We used to think the picture was pretty simple but not any more: By sequencing and analyzing 15 ancient genomes found throughout the Americas—six of which were older than 10,000 years—these researchers determined that, around 8,000 years ago, the ancestors of Native Americans were still on the move, migrating away from Mesoamerica (what is today Mexico and Central America) toward both North and South America. These groups moved rapidly and unevenly, sometimes interbreeding with local populations, complicating the genetic—and historical—picture even further. George Dvorsky, “Three New DNA Studies Are Shaking Up the History of Humans in the Americas” at Gizmodo Apparently, they traveled “great distances at breathtaking speed.” Potter said genetic data is wonderful, but it doesn’t tell us the Read More ›

New find extends back our knowledge of earliest identified North Americans
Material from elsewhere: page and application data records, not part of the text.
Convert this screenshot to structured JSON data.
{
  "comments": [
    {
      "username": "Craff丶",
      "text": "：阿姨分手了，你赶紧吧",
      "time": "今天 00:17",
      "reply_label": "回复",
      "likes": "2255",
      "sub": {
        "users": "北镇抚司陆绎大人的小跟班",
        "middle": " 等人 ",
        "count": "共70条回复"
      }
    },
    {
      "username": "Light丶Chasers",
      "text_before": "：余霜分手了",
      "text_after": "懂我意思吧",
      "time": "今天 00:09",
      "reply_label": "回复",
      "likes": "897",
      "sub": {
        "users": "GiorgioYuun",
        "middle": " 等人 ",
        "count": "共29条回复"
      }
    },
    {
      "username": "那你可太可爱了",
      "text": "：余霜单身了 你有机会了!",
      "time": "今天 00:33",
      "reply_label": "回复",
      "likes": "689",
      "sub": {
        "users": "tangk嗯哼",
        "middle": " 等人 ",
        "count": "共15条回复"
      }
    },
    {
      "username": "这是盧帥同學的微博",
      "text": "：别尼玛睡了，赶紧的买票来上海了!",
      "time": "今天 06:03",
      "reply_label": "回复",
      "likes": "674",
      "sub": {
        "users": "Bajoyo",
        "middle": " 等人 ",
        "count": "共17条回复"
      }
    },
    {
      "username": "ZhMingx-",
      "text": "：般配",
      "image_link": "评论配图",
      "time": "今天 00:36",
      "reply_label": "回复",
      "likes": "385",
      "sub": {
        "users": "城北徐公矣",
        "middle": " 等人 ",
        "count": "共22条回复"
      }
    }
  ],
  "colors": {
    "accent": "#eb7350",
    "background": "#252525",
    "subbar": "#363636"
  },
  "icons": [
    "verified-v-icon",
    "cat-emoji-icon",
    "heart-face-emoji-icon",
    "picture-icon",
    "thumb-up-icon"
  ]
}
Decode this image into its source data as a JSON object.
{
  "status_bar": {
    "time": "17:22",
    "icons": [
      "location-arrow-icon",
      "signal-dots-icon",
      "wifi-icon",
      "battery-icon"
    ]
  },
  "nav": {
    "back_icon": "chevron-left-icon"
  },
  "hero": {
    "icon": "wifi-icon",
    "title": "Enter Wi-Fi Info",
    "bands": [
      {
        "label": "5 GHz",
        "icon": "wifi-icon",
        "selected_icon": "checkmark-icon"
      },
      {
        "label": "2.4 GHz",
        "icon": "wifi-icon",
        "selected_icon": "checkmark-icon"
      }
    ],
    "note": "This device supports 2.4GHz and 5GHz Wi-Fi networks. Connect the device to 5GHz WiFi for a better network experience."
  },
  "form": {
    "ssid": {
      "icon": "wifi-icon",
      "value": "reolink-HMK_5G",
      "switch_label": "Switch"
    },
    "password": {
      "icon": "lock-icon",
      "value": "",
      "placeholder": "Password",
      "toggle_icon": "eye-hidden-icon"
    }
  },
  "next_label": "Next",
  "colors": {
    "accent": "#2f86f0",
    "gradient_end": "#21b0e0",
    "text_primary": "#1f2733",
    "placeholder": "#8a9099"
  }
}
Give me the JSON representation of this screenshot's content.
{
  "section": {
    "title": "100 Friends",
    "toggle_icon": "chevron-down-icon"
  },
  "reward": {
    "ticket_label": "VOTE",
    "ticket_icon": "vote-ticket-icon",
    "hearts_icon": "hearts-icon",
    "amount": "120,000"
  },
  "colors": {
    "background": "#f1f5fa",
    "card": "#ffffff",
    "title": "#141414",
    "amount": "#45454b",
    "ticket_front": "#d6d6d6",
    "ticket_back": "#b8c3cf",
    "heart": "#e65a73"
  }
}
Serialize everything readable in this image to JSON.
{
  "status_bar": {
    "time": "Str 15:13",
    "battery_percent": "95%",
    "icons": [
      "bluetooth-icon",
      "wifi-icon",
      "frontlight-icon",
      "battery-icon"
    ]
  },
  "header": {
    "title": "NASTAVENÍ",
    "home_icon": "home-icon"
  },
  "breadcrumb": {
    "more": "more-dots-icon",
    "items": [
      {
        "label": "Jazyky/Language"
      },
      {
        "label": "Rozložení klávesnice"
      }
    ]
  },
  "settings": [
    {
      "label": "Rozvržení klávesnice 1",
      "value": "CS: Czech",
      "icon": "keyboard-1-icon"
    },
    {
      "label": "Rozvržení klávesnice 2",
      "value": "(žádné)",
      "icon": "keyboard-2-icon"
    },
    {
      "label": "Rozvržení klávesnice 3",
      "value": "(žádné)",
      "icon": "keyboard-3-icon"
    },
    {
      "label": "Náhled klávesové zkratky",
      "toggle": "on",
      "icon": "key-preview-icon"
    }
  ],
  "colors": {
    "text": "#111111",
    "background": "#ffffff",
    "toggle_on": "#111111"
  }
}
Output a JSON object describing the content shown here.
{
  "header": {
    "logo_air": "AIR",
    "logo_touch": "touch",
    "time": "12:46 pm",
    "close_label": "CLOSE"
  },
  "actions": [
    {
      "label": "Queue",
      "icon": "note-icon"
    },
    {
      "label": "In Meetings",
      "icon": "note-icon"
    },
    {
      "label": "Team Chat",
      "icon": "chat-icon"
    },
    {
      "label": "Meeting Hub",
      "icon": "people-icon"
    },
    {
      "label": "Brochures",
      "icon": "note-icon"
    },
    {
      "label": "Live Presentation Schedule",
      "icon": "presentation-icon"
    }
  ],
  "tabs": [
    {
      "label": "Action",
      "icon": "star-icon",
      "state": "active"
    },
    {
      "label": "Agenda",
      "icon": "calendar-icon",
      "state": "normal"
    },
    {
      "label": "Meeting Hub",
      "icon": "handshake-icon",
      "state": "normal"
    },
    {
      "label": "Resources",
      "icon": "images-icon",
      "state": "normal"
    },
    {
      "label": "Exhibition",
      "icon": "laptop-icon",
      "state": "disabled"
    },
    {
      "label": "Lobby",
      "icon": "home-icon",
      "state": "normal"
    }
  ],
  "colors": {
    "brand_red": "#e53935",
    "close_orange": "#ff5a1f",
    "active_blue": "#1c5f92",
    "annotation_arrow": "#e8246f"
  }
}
Artifacts have been found from a group that may have contributed to the later and better known Clovis culture: “We have discovered two previously unknown spearpoint styles that predate Clovis,” says study coauthor and archaeologist Michael Waters of Texas A&M University in College Station. Finding these artifacts in sediment showing a clear progression from stemmed points to a triangular point to Clovis points over a roughly 2,000-year period raises the likelihood that one spearpoint style led to the next, Waters holds. Similar stemmed spearpoints dating to as early as around 14,000 years ago have been found in parts of the western United States (SN: 8/11/12, p. 15). Several spearpoints found at the Gault site in Central Texas, dating to 16,700 Read More ›

Texas inhabited several thousand years earlier than thought

From Bruce Bower at Science News: Excavations at the Gault site, about 64 kilometers north of Austin, produced a range of stone artifacts that date to between around 16,700 and 21,700 years ago, reports a team led by archaeologist Thomas Williams of Texas State University in San Marcos. An analysis of 184 of those finds identified 11 spearpoints unlike any others that have been found at ancient American sites, the scientists conclude July 11 in Science Advances. Researchers have long argued about whether people reached North America before the rise of Clovis culture 13,000 years ago. Evidence from the Gault site joins other recent reports of humans venturing deep into North America far earlier (SN: 6/11/16, p. 8), which would Read More ›